**REQUIREMENT:** From the data that follows, copy every line with the string "show".

**Component data from apps and pages:**
========
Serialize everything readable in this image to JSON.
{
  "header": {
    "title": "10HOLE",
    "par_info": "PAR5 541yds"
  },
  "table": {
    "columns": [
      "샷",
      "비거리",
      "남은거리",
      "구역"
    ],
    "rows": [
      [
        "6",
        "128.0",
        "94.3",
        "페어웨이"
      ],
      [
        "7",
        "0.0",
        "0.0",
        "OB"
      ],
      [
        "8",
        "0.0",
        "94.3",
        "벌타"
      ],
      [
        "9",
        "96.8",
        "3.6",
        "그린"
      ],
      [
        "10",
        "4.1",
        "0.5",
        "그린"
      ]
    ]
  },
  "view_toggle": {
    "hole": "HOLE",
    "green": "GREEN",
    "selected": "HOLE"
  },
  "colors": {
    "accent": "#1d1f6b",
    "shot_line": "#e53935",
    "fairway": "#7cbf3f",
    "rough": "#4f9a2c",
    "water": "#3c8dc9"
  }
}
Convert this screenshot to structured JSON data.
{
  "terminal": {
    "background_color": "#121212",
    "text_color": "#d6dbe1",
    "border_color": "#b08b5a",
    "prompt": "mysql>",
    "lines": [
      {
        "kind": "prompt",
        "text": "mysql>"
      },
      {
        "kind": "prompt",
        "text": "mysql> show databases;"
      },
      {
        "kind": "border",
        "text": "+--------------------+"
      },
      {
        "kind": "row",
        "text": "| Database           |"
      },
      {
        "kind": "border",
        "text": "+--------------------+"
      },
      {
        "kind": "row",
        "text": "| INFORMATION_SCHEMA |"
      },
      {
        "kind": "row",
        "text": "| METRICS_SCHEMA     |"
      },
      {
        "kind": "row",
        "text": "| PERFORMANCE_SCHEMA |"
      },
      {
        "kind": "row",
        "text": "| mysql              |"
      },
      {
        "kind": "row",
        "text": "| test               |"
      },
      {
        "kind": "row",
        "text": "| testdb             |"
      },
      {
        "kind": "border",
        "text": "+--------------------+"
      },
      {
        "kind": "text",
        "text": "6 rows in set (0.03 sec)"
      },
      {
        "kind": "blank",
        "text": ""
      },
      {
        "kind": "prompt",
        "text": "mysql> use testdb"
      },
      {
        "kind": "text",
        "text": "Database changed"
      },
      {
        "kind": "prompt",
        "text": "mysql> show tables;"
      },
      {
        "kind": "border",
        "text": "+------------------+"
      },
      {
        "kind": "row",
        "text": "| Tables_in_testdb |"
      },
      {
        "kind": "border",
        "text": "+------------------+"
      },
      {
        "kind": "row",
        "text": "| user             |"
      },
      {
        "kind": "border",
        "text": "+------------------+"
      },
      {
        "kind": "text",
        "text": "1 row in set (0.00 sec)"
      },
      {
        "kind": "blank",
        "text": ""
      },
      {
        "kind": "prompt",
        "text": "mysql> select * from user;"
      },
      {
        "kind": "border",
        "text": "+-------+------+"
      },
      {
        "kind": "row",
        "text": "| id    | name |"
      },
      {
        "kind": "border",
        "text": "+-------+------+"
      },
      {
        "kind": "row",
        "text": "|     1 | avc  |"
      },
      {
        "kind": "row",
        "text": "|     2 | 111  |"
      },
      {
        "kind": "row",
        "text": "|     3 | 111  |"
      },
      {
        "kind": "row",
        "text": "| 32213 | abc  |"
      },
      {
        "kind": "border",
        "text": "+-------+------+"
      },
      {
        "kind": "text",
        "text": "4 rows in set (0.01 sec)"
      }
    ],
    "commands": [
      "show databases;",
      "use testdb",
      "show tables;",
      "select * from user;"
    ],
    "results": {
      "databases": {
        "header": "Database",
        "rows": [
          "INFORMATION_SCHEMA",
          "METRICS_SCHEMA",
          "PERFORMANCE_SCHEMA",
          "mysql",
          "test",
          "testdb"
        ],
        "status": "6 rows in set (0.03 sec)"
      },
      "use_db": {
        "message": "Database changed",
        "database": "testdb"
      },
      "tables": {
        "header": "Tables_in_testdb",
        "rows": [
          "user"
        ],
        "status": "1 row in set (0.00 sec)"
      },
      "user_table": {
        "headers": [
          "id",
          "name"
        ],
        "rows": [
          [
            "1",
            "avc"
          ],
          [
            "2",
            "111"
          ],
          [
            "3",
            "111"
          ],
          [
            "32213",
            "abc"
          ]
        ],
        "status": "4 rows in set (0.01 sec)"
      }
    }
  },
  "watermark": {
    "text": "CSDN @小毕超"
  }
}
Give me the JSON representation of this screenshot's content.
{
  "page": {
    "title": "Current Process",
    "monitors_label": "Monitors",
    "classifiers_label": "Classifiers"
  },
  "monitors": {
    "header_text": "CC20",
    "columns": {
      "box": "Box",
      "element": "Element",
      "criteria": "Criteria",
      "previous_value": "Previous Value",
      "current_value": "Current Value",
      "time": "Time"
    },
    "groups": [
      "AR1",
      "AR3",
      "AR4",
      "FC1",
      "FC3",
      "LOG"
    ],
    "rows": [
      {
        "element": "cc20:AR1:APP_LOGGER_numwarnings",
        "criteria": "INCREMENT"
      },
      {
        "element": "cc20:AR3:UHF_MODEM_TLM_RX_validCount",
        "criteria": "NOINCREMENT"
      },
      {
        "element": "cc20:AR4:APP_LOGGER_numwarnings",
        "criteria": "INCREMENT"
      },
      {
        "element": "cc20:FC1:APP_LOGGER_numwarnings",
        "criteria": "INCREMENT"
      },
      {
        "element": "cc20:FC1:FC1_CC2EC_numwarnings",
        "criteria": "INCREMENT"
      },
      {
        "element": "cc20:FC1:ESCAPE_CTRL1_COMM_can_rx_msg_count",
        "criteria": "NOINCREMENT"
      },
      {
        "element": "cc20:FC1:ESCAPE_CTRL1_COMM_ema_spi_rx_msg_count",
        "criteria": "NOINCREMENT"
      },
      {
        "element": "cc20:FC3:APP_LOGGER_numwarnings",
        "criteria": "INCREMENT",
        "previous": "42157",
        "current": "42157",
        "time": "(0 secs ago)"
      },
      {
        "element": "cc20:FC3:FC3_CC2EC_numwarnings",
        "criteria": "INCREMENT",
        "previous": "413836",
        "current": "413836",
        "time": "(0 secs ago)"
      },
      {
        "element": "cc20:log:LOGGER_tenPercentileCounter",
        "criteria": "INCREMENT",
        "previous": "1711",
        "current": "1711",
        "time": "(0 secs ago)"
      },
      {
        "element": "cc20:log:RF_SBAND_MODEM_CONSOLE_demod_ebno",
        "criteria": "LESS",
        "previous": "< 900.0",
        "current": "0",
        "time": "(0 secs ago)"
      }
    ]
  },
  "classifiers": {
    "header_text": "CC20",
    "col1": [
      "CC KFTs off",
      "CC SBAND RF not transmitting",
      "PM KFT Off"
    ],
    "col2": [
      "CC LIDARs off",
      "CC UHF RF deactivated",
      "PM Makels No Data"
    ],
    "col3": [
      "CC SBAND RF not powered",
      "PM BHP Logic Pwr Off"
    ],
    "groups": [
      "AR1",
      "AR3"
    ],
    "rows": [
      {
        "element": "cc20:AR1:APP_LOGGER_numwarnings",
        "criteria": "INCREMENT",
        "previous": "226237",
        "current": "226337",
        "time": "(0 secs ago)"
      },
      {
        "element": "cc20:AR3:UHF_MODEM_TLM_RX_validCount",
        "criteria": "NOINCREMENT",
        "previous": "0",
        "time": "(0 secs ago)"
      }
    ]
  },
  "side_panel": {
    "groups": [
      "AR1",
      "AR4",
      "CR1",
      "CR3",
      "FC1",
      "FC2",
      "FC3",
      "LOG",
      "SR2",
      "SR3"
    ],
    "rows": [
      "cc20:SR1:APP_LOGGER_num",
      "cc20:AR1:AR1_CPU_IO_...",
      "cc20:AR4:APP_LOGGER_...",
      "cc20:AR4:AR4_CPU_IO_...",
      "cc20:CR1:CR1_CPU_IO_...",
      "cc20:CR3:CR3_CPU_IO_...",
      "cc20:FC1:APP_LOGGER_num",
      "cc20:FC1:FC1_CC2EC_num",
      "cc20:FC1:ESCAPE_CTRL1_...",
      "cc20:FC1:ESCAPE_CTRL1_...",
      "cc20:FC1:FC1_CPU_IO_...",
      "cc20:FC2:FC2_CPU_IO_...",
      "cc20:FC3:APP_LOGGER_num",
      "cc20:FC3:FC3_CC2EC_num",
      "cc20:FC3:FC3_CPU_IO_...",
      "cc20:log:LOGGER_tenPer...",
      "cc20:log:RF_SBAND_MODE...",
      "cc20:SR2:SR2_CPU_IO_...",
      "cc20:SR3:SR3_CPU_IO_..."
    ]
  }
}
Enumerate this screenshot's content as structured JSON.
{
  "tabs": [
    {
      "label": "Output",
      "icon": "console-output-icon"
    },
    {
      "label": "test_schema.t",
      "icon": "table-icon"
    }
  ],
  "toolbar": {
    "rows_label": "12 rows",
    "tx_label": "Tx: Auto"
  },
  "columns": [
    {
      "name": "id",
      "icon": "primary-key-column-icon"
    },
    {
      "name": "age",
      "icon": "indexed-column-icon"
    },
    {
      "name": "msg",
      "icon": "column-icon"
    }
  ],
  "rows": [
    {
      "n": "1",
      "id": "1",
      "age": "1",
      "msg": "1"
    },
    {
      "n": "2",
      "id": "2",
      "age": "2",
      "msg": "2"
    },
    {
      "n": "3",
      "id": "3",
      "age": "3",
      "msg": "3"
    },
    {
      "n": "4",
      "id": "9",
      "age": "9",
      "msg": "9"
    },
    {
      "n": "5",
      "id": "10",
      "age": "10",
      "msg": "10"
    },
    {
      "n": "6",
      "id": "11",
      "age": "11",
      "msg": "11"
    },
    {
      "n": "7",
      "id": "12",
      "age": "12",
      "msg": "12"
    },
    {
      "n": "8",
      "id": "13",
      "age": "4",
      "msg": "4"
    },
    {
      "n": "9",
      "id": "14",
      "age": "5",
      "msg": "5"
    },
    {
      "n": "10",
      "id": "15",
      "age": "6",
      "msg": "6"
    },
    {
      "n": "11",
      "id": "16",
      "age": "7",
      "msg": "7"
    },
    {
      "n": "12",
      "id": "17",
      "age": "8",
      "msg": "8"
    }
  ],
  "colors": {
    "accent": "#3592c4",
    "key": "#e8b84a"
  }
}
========
**OUTPUT FOR THIS TASK:**
        "text": "mysql> show databases;"
        "text": "mysql> show tables;"
      "show databases;",
      "show tables;",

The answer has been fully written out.